Swamp White Oak
The swamp white oak is a grand tree that loves the water and thrives in swampy marshlands. Its size and strength make it perfect for shoring up riverbeds and providing cover for all sorts of wildlife.
More detail: Swamp White Oak’s Tree of the Month.
Swamp white oak
Broad ovoid*, with pale white underside, shallowly lobed with 5 to 7 lobes on each side
Male flowers are long yellow-green catkins*; females are green to red, very small
Acorn is tan, with a bowl-shaped cap that covers about a third of the nut
Moderately stout, light brown; terminal buds short, blunt and light brown
Gray and scaly, with irregular fissures and ridges developing as it ages
Irregular open crown
Can reach 65 to 80 feet tall, with the tallest known tree reaching 95 feet
Ranges from southwestern Maine to west central Michigan and northern Wisconsin, south to Iowa and Missouri, east to Virginia and New Jersey
Medium deciduous shade tree
Brown, yellow-brown and sometimes dull red in the fall
Prefers rich, deep, moist soils that are neutral or only slightly alkaline
Thrives in full sunlight or partial sunlight
Swamp chestnut oak, chestnut oak, chinkapin oak, bur oak
Pests and Diseases
Oak anthracnose is a problem but not a fatal issue.
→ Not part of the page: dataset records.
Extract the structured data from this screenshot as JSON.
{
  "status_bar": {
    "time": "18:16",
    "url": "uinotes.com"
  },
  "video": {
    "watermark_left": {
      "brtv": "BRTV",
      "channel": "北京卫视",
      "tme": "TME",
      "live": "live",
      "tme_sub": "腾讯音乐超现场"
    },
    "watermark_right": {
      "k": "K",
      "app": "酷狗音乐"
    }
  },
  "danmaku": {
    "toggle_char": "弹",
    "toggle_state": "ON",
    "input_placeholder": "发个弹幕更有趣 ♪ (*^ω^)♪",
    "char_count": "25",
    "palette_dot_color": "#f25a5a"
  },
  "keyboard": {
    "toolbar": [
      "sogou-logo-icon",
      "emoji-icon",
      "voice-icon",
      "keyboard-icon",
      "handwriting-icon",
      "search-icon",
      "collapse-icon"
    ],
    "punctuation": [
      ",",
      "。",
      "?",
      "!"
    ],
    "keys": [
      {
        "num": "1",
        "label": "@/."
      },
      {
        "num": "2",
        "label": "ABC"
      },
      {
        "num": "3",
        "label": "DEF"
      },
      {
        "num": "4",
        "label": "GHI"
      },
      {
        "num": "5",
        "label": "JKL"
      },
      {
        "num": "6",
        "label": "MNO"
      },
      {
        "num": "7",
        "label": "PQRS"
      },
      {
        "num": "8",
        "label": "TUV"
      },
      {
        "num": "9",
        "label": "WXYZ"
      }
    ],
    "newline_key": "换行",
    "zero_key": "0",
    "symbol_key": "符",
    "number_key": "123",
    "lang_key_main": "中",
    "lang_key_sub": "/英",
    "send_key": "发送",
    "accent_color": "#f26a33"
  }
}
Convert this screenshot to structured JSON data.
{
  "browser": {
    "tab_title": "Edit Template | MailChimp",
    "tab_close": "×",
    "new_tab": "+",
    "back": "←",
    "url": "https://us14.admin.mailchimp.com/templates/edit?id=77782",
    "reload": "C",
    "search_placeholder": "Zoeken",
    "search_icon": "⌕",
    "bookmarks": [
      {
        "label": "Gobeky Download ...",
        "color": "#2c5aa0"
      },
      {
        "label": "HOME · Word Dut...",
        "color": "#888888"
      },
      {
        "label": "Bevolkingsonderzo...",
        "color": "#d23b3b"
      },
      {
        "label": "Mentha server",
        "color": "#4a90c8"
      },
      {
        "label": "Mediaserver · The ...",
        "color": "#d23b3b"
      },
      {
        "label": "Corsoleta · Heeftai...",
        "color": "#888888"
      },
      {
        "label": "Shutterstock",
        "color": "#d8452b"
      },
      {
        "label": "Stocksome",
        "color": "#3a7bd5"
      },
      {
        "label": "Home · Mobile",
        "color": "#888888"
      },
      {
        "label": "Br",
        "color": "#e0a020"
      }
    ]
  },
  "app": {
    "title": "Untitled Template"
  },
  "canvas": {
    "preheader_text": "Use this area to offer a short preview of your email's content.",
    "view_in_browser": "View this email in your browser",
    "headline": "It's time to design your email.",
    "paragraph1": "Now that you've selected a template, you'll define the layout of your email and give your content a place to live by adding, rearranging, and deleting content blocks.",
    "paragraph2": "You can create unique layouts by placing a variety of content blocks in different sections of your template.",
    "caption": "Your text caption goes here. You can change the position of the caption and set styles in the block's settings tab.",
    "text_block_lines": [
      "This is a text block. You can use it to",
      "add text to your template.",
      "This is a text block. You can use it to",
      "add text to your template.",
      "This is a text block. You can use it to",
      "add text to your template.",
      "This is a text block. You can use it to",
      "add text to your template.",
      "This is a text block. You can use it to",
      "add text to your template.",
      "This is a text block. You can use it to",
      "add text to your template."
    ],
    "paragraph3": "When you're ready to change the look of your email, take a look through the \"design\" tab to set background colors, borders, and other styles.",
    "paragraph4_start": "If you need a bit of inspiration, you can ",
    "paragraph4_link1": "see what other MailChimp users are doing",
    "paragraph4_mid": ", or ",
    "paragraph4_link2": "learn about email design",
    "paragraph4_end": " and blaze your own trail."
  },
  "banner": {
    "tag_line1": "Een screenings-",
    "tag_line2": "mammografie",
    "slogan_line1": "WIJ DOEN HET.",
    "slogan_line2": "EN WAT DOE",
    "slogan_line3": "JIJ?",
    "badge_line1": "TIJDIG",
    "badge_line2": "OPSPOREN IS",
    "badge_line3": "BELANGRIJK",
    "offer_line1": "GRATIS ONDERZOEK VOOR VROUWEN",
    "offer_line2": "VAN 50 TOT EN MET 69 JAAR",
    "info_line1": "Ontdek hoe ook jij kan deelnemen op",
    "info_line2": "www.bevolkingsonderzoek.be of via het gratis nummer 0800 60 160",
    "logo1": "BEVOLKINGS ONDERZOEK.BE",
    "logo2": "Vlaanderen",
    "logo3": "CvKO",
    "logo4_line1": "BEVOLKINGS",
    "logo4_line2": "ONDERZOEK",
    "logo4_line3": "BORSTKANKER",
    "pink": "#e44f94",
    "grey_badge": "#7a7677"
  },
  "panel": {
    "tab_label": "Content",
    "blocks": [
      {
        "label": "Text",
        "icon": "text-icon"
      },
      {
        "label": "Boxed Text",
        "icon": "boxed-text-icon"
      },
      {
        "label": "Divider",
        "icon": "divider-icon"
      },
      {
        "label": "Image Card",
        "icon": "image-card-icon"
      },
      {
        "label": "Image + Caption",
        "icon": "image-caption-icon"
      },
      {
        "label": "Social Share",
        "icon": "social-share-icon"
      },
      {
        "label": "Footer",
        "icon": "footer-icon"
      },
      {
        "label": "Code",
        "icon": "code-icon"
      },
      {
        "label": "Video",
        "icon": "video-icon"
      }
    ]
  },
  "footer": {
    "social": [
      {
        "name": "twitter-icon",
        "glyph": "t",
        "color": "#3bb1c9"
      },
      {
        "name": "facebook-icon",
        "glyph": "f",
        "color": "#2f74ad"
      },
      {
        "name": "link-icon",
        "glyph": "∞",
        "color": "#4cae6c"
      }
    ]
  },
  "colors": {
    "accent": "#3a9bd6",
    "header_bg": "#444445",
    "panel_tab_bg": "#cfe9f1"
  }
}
Swamp white oaks are vulnerable to oak wilt and can die if not treated.
The New York Times has reported that over 400 swamp white oak trees are being planted in the newly constructed September 11 Memorial Plaza in Manhattan.
Swamp white oak acorns were found to make up 27% of the diet of wild ducks.
Native Americans and early pioneers used powdered swamp white oak acorns as a thickening agent for stews and to make bread.